Use a location that really represents both of you.

Skylines, beaches, woody areas, large open fields of tall grass. What do all of these locations have in common? They're regularly the backdrop for engagement photos. Disclaimer: That’s totally fine if any of these areas are significant to you as a couple. Met in NYC on a whim? Take your photos in front of the city. Spend fall days together walking through a certain set of woods? Immortalize the area with your photos.

However, for most other cases, we really recommend trying a more unique location—and one that really represents both of you. This could be the bar or restaurant where you first met, your favorite date spot, where you do a shared hobby, or in your home if you live together. If you’re really attached to the in the field idea, maybe head to your college’s football field (if you went to the same school) instead of opting for a random patch of land.

It doesn’t have to be a place of paramount importance—just somewhere that really speaks to the two of you and your relationship. Having a meaningful setting makes it easier to act natural, making for truly candid and organic shots.

Avoid matching outfits.

Listen, we tread lightly but also firmly here: Exact matching outfits for your engagement photos is a cute idea. However, if you want photos that don’t look like everyone else’s, skip the coordinated plaid ensembles.

Instead, consider your location and the tone of your shoot when you choose outfits. Stick to a cohesive color idea (neutrals, muted colors, etc.) and you’ll look like more like a couple and less like a set of adult twins.

In the same vein, don’t wear something you wouldn’t normally wear or that’s out of place in your setting. For example, don’t wear a bohemian dress and wade into the ocean just for aesthetic’s sake. You’ll confuse your family and friends.

Opt for an outfit that’s comfortable and makes you feel confident. We’re not saying you can’t wear a flashy dress or suit—just make sure you’re wearing it because you want to and it feels like you.

INLINE Unsplash 1080x720 Photo Credit // Unsplash

Branch out with poses.

For many couples, their engagement shoot is the first time they’re ever having professional photos taken. In that case, it’s easy to default poses you’ve seen done before. Don’t do that.

The best engagement photos are those that feel genuine and candid. Read: Avoid the prom pose, silly perspective tricks, and anything that feels cheesy or unnatural. In fact, it’ll probably look best if you don’t pose at all. Trust us.

Most people aren’t used to being followed around by a camera—we get it. Try, however, to forget that your photographer is there. Interact with your partner how you normally would—walking hand-in-hand, leaning into one another, playing around, etc.
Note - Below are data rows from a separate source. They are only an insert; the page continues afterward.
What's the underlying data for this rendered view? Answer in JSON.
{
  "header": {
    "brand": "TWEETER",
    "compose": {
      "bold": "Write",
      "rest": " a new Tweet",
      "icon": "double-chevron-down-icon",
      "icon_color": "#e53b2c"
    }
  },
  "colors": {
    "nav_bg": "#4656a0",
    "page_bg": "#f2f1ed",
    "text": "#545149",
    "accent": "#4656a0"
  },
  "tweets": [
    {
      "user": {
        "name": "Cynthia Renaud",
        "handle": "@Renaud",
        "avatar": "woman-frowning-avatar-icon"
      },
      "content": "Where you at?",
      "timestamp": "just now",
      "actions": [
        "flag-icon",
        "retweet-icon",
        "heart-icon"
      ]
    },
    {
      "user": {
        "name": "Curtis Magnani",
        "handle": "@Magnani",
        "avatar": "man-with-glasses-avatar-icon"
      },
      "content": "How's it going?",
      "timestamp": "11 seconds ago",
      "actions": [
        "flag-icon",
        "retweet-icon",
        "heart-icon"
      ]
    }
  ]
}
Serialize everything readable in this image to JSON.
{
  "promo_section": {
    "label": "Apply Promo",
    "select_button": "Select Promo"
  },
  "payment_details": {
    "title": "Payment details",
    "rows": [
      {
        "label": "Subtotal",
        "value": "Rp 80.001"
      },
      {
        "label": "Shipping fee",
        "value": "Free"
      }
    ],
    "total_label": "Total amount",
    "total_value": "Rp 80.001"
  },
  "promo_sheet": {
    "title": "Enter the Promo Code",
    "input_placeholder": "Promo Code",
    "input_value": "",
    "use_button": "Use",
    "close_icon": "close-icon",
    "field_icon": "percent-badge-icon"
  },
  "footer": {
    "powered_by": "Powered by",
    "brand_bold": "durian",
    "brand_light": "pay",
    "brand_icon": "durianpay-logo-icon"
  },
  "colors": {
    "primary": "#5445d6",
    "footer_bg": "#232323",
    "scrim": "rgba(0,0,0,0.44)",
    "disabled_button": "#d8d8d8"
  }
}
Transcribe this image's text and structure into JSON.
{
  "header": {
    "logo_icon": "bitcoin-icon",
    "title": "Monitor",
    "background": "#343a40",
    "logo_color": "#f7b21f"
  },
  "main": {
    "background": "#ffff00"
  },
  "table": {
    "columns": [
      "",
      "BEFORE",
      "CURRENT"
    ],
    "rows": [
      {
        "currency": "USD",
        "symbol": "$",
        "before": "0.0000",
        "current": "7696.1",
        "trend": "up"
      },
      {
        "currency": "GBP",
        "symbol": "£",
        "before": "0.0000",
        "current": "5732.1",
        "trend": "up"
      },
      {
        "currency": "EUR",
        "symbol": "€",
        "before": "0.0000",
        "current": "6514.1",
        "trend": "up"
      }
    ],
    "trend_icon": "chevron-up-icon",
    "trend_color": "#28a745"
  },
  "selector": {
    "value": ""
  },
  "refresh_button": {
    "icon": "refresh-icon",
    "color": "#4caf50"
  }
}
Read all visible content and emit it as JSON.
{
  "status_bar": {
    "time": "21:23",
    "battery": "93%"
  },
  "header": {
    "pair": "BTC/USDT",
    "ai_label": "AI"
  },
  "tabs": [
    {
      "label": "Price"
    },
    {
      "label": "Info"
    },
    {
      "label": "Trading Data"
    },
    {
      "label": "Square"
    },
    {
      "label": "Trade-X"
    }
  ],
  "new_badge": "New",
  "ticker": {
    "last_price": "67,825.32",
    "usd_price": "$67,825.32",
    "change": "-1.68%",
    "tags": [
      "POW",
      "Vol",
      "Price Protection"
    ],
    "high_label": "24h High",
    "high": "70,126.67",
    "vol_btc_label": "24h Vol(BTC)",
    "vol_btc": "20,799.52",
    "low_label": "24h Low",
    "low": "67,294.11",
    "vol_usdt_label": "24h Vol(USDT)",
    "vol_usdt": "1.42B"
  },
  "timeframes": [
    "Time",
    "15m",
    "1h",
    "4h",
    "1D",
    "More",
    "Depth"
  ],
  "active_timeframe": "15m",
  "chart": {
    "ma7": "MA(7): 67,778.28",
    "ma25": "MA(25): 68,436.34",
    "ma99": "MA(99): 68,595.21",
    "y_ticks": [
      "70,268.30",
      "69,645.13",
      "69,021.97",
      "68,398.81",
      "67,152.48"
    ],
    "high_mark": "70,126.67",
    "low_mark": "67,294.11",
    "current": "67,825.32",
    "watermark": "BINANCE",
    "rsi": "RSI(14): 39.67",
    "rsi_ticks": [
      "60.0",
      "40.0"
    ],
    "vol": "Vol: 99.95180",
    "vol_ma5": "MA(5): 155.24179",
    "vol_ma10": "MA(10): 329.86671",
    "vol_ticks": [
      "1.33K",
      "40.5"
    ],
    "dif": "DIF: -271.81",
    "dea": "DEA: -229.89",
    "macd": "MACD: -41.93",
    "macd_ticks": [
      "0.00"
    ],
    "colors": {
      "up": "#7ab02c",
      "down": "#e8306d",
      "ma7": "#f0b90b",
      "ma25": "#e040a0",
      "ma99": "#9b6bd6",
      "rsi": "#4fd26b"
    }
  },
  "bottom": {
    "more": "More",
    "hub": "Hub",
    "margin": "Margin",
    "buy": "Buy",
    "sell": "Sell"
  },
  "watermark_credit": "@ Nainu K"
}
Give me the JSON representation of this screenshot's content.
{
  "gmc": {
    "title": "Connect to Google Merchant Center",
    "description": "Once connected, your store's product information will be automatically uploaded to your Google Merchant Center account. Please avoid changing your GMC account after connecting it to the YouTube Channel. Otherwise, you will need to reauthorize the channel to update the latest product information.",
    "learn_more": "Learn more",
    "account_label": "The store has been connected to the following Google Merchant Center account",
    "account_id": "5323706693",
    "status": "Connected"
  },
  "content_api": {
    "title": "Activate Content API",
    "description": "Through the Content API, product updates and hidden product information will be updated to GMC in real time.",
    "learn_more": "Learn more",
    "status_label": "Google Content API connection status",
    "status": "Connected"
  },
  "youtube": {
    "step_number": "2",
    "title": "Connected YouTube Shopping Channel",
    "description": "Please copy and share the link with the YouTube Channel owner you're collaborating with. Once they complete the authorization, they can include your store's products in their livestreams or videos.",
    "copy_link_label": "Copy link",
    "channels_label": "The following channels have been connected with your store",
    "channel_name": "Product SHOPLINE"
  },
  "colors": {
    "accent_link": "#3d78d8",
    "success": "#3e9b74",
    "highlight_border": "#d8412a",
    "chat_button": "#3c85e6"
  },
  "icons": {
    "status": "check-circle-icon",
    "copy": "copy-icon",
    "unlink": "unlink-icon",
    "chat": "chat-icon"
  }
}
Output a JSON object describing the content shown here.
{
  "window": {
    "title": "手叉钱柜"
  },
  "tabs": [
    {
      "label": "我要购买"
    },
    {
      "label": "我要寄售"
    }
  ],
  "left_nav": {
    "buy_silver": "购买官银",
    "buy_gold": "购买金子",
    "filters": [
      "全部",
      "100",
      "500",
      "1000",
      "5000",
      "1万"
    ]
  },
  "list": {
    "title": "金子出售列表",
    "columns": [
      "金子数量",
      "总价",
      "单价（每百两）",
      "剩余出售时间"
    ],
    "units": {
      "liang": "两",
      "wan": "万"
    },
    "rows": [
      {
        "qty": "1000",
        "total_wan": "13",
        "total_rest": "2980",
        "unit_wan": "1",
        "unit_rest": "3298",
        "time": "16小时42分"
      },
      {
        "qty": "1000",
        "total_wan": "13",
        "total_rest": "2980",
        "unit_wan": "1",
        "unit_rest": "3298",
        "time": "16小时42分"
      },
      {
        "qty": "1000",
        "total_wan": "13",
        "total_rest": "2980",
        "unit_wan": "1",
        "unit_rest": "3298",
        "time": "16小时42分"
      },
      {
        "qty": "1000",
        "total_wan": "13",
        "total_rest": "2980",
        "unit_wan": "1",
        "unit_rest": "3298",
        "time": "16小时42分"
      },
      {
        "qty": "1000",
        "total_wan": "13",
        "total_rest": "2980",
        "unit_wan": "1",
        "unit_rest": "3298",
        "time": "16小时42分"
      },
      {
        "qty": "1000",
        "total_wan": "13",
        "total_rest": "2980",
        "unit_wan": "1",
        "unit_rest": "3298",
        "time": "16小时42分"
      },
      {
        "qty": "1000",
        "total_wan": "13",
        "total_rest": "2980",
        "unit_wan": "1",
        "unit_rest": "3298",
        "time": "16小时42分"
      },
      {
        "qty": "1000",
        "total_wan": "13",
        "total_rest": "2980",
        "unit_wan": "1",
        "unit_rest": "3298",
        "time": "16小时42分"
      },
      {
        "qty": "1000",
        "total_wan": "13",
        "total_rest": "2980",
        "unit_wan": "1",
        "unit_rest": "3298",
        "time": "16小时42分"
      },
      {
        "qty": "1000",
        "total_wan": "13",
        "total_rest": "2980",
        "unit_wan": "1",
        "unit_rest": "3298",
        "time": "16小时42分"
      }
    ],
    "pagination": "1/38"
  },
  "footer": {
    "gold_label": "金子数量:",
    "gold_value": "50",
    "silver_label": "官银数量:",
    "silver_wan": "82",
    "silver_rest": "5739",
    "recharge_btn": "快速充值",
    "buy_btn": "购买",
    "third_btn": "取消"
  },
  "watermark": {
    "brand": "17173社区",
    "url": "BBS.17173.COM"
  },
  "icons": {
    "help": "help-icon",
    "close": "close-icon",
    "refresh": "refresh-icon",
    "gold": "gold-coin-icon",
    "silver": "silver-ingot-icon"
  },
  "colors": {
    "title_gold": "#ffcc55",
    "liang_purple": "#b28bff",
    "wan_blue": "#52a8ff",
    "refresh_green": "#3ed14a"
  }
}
Look at each other and be in the moment. If your photographer wants you to look at the camera, make a minor adjustment, or try something out, they’ll let you know. Otherwise, be yourselves.

Focus less on the ring.

We know you adore your new ring, but it shouldn’t be the sole subject of your photos. More often than not, shots that have the ring hand displayed appear stiff. That’s not to say you should avoid them at all costs.

If you rest your hand on your partner's shoulder or cheek and the ring just so happens to make an appearance, run with it. Otherwise, skip the awkward behind-the-back hug, flat-hand-on-your-partner’s-chest pose, and arms-around-an-inanimate-object photos.

Your engagement photos are meant to celebrate your relationship—in all its uniqueness. Capturing that might sound difficult, but it all comes down to acting natural. Choose locations, outfits, and poses that feel like you. Don’t copy a series of shoots you found on Pinterest. Stray from the norm (and overdone) by being true to who you are as a couple. And remember to keep these tips in mind when it comes to your wedding photos, too.